Days later, they still return on long walks to grocery stores and silent nights in bed staring up at a black ceiling wondering what comes next.
~ ~ ~
I feel like an idiot for crying so much over a damn car. I have friends who have lost their fathers and mothers and unborn children, and meanwhile I can’t stop crying over a car with no lungs or heartbeat or arms to wrap around me.
I don’t mean to offend; truly, I don’t. For 29 years I’ve been blessed not to lose a single human who I’ve actually known and spent much time with and loved. I’m so grateful. So fortunate.
The time is coming, I know. My grandfather who helped me find and purchase Mitsy ten years ago now suffers from the aftermath of a stroke, and I know our time together will not last forever. It’s why I drove up to see him and my grandmother and all the rest of my family on this most recent road trip, while I still have this chance.
It was one last road trip that would finally cost Mitsy her life.
I’m sorry I can’t help bawling, over and over, over a car that guided me through such pivotal chapters of my story. A car that took me from sea to shining sea and connected me with such precious humans the continent over. My friends and readers have known Mitsy on a first-name (only-name?) basis, and several even hugged her lower torso upon first meeting her, or they told me they couldn’t believe they were actually getting to ride in her with me.
I’m sorry I’m a guy who cries over his car, but Mitsy wasn’t just for me. Mitsy was for everyone who helped me climb out of rigid isolation. Mitsy was for adventure, and Mitsy was for life. Life lived with others to the full and never again lost in lonely shadows.
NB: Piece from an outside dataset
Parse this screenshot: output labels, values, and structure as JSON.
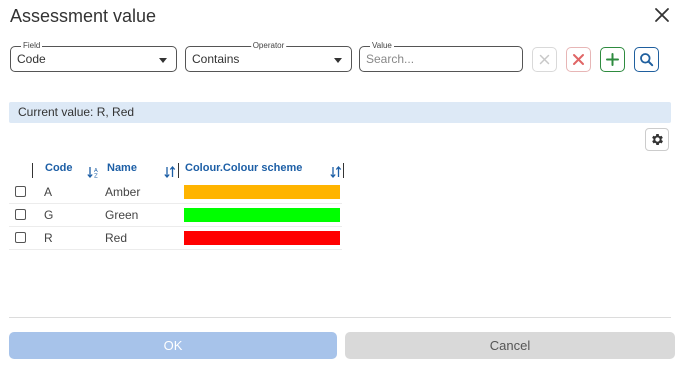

I’ll never be the same because of that car and every last one of those 222,193 miles. I can’t believe it’s over.
Moving forward, I don’t know that I’ll ever be the same without her.